Data provided Block Start

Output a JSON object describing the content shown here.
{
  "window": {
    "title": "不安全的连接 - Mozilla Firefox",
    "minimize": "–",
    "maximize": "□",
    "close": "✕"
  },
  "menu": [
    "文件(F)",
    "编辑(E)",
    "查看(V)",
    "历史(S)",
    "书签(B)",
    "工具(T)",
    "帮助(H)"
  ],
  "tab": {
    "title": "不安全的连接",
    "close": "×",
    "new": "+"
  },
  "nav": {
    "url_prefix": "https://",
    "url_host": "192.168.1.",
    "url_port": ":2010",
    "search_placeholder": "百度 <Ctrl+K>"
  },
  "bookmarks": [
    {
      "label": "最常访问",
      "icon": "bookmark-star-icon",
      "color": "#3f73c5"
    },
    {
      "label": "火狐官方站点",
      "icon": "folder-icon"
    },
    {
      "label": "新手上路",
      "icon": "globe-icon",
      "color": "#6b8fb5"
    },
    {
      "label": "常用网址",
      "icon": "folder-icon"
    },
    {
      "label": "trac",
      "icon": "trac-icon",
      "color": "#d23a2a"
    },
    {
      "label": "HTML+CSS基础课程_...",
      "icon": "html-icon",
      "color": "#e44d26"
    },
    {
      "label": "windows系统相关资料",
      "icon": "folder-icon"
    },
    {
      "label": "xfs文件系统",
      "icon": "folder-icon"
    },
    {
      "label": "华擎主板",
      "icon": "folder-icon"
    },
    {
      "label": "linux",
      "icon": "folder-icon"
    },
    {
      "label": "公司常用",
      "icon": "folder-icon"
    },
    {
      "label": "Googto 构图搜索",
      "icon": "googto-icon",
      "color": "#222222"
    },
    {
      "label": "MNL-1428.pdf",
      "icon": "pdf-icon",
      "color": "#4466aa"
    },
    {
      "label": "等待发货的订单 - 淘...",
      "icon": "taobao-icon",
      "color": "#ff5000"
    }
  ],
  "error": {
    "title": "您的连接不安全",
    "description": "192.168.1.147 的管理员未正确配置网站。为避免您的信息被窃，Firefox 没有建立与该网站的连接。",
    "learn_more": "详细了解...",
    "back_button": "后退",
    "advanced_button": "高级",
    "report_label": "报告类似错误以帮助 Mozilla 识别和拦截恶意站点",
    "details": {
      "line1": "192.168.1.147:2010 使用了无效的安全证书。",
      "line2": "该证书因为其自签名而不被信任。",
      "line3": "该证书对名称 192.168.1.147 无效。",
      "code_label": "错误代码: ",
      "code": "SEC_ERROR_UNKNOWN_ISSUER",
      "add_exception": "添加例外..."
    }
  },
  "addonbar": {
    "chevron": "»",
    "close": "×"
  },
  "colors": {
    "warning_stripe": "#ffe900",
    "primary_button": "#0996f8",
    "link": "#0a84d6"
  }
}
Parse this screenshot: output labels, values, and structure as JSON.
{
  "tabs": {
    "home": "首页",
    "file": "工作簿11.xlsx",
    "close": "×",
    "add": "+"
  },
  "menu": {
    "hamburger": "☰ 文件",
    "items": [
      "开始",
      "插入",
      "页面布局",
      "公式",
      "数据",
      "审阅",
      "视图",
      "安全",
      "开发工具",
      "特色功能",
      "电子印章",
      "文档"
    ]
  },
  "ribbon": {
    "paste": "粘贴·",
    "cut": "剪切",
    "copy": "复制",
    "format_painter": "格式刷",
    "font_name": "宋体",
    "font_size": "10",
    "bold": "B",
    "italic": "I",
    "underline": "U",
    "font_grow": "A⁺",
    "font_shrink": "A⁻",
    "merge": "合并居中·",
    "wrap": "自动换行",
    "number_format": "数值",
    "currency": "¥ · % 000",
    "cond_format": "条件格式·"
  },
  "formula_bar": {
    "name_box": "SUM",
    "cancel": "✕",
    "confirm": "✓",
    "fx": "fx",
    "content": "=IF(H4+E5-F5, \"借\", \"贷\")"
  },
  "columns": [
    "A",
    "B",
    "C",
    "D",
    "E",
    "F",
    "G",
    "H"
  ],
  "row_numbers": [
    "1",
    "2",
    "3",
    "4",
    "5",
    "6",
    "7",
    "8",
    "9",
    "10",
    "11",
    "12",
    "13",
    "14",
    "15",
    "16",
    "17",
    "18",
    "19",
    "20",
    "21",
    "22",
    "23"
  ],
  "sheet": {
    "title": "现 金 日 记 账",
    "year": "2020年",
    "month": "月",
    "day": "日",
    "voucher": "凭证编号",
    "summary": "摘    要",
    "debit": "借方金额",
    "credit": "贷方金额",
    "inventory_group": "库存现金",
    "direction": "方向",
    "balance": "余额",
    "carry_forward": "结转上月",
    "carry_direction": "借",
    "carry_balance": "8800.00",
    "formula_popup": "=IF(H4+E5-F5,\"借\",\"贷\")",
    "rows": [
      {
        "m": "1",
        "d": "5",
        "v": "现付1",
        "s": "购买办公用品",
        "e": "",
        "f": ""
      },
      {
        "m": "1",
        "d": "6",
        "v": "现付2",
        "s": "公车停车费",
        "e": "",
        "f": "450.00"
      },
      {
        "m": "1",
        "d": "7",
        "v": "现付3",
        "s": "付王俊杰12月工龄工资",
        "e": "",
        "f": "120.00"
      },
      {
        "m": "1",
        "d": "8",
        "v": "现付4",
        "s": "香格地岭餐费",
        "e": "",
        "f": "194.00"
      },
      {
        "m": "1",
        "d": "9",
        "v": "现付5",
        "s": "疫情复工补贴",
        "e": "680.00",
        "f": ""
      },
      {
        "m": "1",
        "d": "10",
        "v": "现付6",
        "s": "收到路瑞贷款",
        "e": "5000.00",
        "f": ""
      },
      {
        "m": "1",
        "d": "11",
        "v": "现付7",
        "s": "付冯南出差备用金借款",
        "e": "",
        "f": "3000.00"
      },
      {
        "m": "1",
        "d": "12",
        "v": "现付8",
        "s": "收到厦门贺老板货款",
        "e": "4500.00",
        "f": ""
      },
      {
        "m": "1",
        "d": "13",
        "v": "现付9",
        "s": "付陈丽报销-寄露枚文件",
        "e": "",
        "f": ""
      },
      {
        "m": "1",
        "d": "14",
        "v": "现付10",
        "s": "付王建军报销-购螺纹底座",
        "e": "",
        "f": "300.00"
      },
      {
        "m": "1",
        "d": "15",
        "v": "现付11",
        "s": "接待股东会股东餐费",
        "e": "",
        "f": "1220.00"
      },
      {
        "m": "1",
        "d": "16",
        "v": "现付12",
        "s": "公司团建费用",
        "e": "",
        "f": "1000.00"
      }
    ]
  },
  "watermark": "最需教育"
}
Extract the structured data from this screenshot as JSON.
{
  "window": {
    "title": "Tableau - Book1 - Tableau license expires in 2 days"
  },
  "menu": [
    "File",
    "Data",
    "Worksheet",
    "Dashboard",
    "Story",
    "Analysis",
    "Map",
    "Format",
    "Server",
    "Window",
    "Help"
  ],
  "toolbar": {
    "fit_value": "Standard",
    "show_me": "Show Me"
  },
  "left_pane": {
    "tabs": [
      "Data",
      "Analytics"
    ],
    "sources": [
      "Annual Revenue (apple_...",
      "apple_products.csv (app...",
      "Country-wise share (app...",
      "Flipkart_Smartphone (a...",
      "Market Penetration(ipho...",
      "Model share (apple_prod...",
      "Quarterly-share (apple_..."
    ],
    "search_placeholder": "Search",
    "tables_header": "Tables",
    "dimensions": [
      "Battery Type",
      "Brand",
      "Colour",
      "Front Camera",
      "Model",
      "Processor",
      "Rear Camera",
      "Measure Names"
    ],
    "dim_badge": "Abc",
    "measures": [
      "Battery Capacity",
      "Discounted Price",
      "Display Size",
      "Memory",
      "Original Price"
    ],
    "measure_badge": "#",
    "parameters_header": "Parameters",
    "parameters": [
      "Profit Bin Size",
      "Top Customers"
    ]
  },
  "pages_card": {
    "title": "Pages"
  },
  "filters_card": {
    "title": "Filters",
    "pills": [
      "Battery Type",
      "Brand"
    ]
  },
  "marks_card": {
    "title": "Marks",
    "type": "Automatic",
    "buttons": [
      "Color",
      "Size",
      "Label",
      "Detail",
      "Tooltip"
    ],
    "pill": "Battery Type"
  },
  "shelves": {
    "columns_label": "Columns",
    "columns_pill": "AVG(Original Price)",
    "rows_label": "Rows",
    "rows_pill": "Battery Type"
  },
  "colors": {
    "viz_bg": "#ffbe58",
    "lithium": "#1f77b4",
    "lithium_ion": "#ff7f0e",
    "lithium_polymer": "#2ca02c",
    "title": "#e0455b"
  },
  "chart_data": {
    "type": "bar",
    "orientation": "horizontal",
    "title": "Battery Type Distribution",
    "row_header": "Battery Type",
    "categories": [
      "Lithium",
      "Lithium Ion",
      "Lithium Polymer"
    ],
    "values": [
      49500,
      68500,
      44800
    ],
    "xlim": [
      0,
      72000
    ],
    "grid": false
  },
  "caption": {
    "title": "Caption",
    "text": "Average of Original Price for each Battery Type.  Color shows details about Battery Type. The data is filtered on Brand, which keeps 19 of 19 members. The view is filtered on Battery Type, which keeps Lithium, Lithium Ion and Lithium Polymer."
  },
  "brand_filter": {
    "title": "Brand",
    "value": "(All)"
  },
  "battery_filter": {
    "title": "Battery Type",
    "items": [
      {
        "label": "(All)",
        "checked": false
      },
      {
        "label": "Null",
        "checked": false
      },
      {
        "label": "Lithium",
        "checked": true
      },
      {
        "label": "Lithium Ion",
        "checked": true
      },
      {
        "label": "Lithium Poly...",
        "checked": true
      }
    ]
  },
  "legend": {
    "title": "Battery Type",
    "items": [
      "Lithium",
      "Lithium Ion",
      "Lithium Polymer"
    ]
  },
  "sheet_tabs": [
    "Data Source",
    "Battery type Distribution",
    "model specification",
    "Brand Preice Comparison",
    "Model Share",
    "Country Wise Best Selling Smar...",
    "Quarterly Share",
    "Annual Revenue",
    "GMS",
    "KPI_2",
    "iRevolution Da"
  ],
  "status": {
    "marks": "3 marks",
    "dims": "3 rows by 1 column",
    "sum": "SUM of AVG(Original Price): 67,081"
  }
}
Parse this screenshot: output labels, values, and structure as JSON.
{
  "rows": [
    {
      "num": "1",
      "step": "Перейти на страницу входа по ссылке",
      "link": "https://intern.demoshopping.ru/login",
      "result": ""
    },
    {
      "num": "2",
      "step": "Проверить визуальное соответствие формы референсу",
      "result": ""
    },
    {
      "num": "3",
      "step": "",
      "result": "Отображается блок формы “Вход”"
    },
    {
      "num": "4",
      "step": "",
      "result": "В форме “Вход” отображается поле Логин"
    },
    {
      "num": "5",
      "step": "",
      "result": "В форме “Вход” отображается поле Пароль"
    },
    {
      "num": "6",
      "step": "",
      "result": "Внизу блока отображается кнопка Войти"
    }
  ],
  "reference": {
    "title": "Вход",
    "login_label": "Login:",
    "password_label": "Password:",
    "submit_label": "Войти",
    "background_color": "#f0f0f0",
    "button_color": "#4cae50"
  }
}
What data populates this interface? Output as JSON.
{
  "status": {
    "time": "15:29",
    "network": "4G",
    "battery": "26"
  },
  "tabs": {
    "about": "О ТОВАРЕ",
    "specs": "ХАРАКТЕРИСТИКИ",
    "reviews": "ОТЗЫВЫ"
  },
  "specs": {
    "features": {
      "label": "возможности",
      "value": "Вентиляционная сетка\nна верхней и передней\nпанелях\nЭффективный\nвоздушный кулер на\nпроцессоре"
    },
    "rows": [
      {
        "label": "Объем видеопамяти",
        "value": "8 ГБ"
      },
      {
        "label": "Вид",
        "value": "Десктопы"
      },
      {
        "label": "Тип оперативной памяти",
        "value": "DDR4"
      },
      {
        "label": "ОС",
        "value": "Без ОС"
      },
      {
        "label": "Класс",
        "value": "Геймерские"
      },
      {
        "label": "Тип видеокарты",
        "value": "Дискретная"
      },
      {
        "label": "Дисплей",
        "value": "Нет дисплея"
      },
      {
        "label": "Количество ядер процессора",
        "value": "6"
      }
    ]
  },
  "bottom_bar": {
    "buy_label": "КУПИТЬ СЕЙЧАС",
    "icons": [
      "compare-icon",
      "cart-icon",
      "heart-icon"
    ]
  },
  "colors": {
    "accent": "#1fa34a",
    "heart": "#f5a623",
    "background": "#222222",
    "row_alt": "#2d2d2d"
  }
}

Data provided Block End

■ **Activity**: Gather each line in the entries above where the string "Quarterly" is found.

■ **The answer**:
      "Quarterly-share (apple_..."
    "Quarterly Share",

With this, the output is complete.